Louisiana Mobile Home Residents and Park Owners File Discrimination Suit Against Louisiana’s Iberia Parish
Mobile Home Park Plaintiffs Claim Their Right To “Equal Protection” Under The 14th Amendment To The U.S. Constitution.
Six months ago, the Iberia Parish Council passed two ordinances that affected the mobile home park population in the area. Under the new ordinances, zoning will change for existing and new manufactured home communities with three or more mobile homes.
The Iberia Parish government will now zone and classify these communities as commercial entities. This makes those residents and park owners responsible for their own trash and refuse pick-up. This service was provided to all residents in the Iberia Parish until now, but would cease under the new ordinances.
Residents and owners of mobile home parks expressed their frustration, calling for a veto. Parish President Larry Richard decided not to veto and moved forward with both ordinances. Weeks later residents were still fuming, calling the council’s decision discrimination.
“Somebody’s got something against mobile homes, ya know,” said Sheila Smith, a mobile home advocate, according to KADN News 15.
Ordinances Called Discriminatory, Do Not Consider Burden Placed on Low-Income Mobile Home Park Residents
“The wording in the ordinances, they do sound discriminatory as far as mobile homes and parks,” said Bill Smith, Sheila’s husband, also a mobile home park advocate.
Bill and Sheila Smith have been fighting since the beginning. They feel the council isn’t considering low-income residents.
“The mobile home park owners offer a low-income housing price. Not necessarily section 8 but people that make a low income…they might not qualify for section 8, but we keep our rent low enough for them to afford it. What this is going to do is going to drive the costs up,” said Mr. Smith.
Iberia Council chair Natalie Broussard addressed the accusations of discrimination, saying the plan was not to single anyone out. In fact, she said, they were trying to undo an ordinance that did.
“It’s not like an attack against these people, it’s not like we’re anti-mobile homes or anything of that nature. But it’s all about being consistent and treating all commercial entities equally,” explained Broussard.
The new ordinances require park owners and mobile home residents to provide their own trash services. They also require developers of new manufactured home parks to re-zone the land for commercial use.
Asked about how these requirements will impact the development of new manufactured home communities, Broussard explained: “They can look at the rules and regulations and say ‘yes I’m interested in developing in the parish’ or ‘no I don’t like those rules and regulations and I don’t want to invest any money in that parish.”
In response, mobile home park residents and owners filed a lawsuit in the 16th Judicial District Court.
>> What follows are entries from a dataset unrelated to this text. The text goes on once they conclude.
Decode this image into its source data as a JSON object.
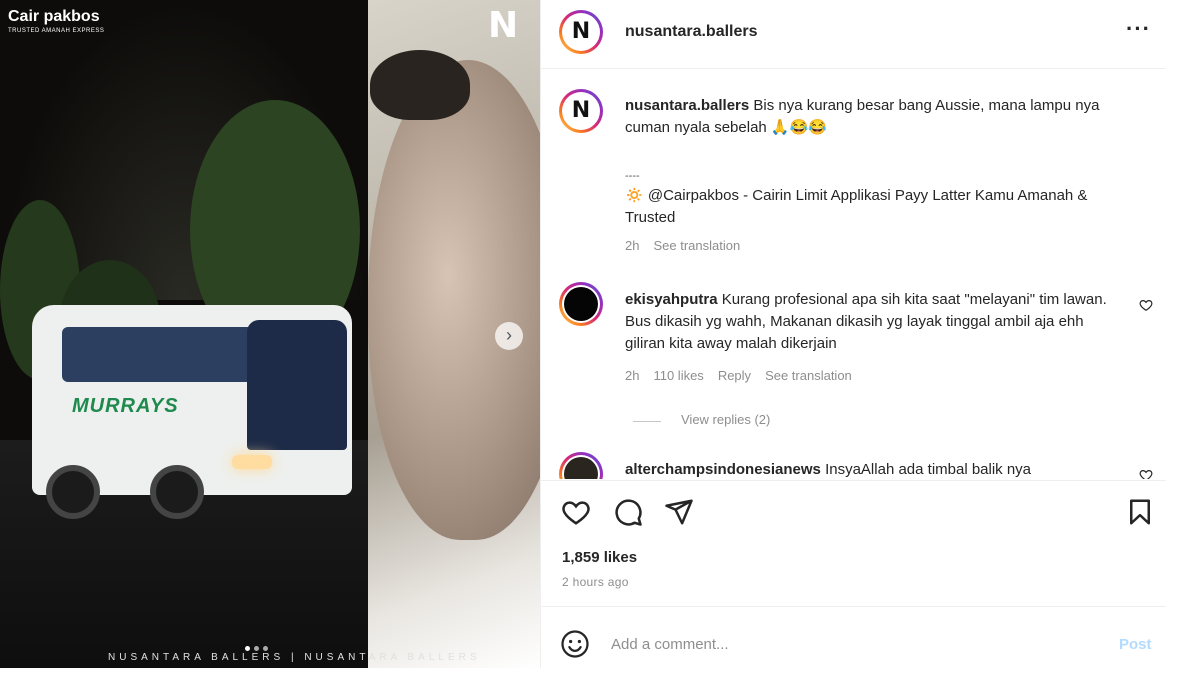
{
  "media": {
    "brand_title": "Cair pakbos",
    "brand_subtitle": "TRUSTED AMANAH EXPRESS",
    "logo_glyph": "N",
    "bus_logo": "MURRAYS",
    "footer_text": "NUSANTARA BALLERS | NUSANTARA BALLERS",
    "next_glyph": "›",
    "slide_count": 3,
    "active_slide": 1
  },
  "header": {
    "username": "nusantara.ballers",
    "more_glyph": "···"
  },
  "caption": {
    "username": "nusantara.ballers",
    "text": "Bis nya kurang besar bang Aussie, mana lampu nya cuman nyala sebelah 🙏😂😂",
    "divider": "----",
    "promo": "🔅 @Cairpakbos - Cairin Limit Applikasi Payy Latter Kamu Amanah & Trusted",
    "time": "2h",
    "translation": "See translation"
  },
  "comments": [
    {
      "username": "ekisyahputra",
      "text": "Kurang profesional apa sih kita saat \"melayani\" tim lawan. Bus dikasih yg wahh, Makanan dikasih yg layak tinggal ambil aja ehh giliran kita away malah dikerjain",
      "time": "2h",
      "likes": "110 likes",
      "reply": "Reply",
      "translation": "See translation",
      "view_replies": "View replies (2)"
    },
    {
      "username": "alterchampsindonesianews",
      "text": "InsyaAllah ada timbal balik nya"
    }
  ],
  "footer": {
    "likes": "1,859 likes",
    "time_ago": "2 hours ago",
    "add_comment_placeholder": "Add a comment...",
    "post_label": "Post"
  }
}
It concerns the ordinance voted on by the Council earlier this year that limits the scope of residents able to participate in the Iberia Parish garbage services.
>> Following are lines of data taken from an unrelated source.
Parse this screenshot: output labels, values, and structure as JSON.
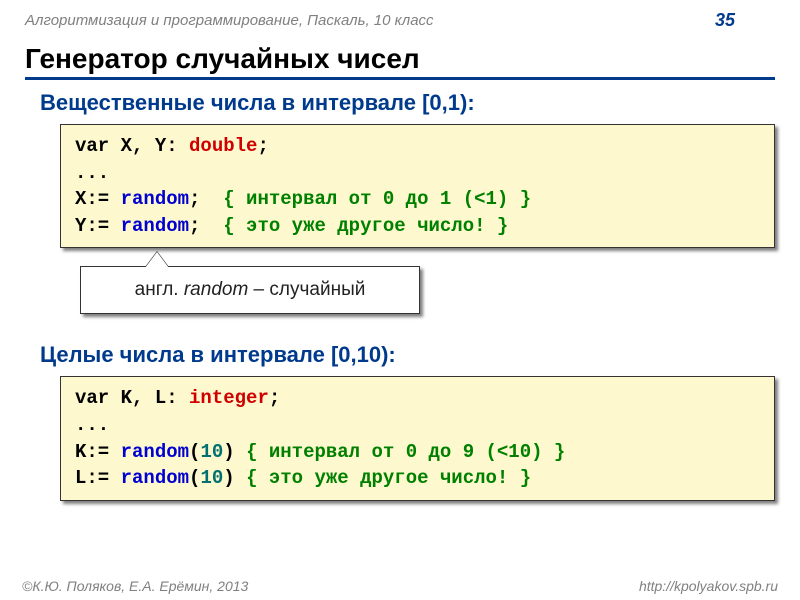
{
  "header": {
    "course": "Алгоритмизация и программирование, Паскаль, 10 класс",
    "page": "35"
  },
  "title": "Генератор случайных чисел",
  "section1": {
    "heading": "Вещественные числа в интервале [0,1):",
    "code": {
      "l1a": "var X, Y: ",
      "l1b": "double",
      "l1c": ";",
      "l2": "...",
      "l3a": "X:= ",
      "l3b": "random",
      "l3c": ";  ",
      "l3d": "{ интервал от 0 до 1 (<1) }",
      "l4a": "Y:= ",
      "l4b": "random",
      "l4c": ";  ",
      "l4d": "{ это уже другое число! }"
    }
  },
  "note": {
    "prefix": "англ. ",
    "word": "random",
    "suffix": " – случайный"
  },
  "section2": {
    "heading": "Целые числа в интервале [0,10):",
    "code": {
      "l1a": "var K, L: ",
      "l1b": "integer",
      "l1c": ";",
      "l2": "...",
      "l3a": "K:= ",
      "l3b": "random",
      "l3c": "(",
      "l3d": "10",
      "l3e": ") ",
      "l3f": "{ интервал от 0 до 9 (<10) }",
      "l4a": "L:= ",
      "l4b": "random",
      "l4c": "(",
      "l4d": "10",
      "l4e": ") ",
      "l4f": "{ это уже другое число! }"
    }
  },
  "footer": {
    "authors": "©К.Ю. Поляков, Е.А. Ерёмин, 2013",
    "url": "http://kpolyakov.spb.ru"
  }
}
Iberia Parish Attempting to Move Suit To Federal Court Due to Plaintiffs Seeking Damages as Result of Constitutional Violations
Fast forward to the present. According to a November 1st report by the Daily Iberian, the Iberia Parish Government is responding in kind. The Government is attempting to move the lawsuit concerning the recently passed ordinances to federal court.
The Parish Government filed a notice of removal in the Western District of Louisiana on October 11th. Under 28 U.S.C. §§ 1446, this will remove the lawsuit from state court to federal court.
According to the document, Iberia Parish Government cites the transfer in jurisdiction as proper “because the plaintiffs seek to litigate claims for which the federal courts have original jurisdiction. Particularly, the matter is removable on the grounds that the petition asserts claims seeking damages under the claim that their right to equal protection under the 14th Amendment of the United States Constitution has been violated.”
Constitution of United States of America 1789 (rev. 1992)
All persons born or naturalized in the United States and subject to the jurisdiction thereof, are citizens of the United States wherein they reside. No State shall make or enforce any law which shall abridge the privileges or immunities of citizens of the United States; nor shall any State deprive any person of life, liberty, or property, without due process of law; nor deny to any person within its jurisdiction the equal protection of the laws.
Officials held the first hearing on the matter on September 29th under the jurisdiction of the 16th Judicial District Court. In that hearing, Judge Curtis Sigur placed an injunction on the ordinance, which means enactment of the law—which was set to go into effect on October 1st—will be delayed until it bears out in court.